We emerged from the foraine of the Tuileries onto rue Rivoli, at the intersection of rue de Castiglione. The latter once was a road that ran alongside a Benedictine monasteries. From what I can tell, when Paris was small it must have been completely surrounded by monasteries and convents.
I tried to find a watch I liked at the Swatch store on Place Vendome, as Tom had done last year. But no luck. I'll just have to keep shopping.
Rue de Rivoli, a fun place to window-shop.
did buy things yesterday, however. We went to Brentano's, a large mostly-English
language bookstore on the avenue de l'Opera. But all three books we bought were in
I bought Raffarinades and Parlez Vous le Chirac? -- both books that have some fun with quotations from France's two top leaders. Tom bought a French dictionary, Le Robert Dictionnaire de la Langue Francaise Micro, a fat volume that will come in handy when we are trying to decipher the language in the two books that I bought, as well as that confounded newspaper, Le Figaro.
Here are a couple samples from the Chirac book:
Definition of "chef" : "Un chef, c'est pour cheffer!"
"Je prefere etre assis chez moi que debout chez les autres."
And from Raffarinades:
"Le chef d'enterprise sait dire le non, le politique prefere le oui."
"Je suis un produit regional."
"La prochaine planete ne sera pas notre heritage, mais notre creation."
"La France est gouvernee par trois ou quatre arrondisements de Paris."
column in the middle of Place Vendome has such an interesting and complicated history that
I must give you this snippet from the Michelin
"During the Revolution, the royal statue [of Louis XIV] was destroyed and in 1810, Napoleon erected the Austerlitz column at its centre.
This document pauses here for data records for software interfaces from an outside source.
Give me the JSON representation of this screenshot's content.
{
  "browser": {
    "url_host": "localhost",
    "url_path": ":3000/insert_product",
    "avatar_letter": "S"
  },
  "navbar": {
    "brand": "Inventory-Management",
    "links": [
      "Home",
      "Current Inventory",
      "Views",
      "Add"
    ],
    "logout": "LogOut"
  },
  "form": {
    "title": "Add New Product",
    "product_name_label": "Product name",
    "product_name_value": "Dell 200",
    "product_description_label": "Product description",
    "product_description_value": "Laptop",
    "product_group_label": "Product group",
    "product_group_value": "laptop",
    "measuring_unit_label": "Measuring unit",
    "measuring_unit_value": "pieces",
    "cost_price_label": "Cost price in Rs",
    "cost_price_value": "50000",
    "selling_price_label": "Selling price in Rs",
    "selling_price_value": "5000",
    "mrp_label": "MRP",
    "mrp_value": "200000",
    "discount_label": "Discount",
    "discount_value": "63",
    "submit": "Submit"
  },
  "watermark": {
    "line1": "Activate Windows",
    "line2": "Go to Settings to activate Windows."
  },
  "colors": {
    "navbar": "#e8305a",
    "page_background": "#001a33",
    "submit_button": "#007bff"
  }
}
The column's stone core, 44m/132ft high, is encased in a bronze spiral cast from 1 250 canon [?] captured at the Battle of Austerlitz (1805), and decorated with military scenes in imitation of Trajan's column in Rome.
"The original statue mounted on the column was of Napoleon as Caesar; in 1814 it was replaced by one of Henri IV, removed for the 100 days (1815) when Napoleon attempted to regain power. Louis XVIII then had a colossal fleur-de-lis hoisted there; Louis-Phillippe re-established Napoleon, this time in military uniform, and Napoleon III substituted a replica of the original. The Commune tore down the column in 1871 -- an incident for which the painter Gustave Courbet was blamed and exiled."
So, now we see Napoleon as Caesar at the top of the column, left.
Did you know that Chopin died in a house on the Place Vendome?
|Near the Place Vendome, I found a lovely little fabric shop with a big display of these cartoons in the window. They are from a book called Fashion People: caricatures indescretes by Gladys Perint Palmer.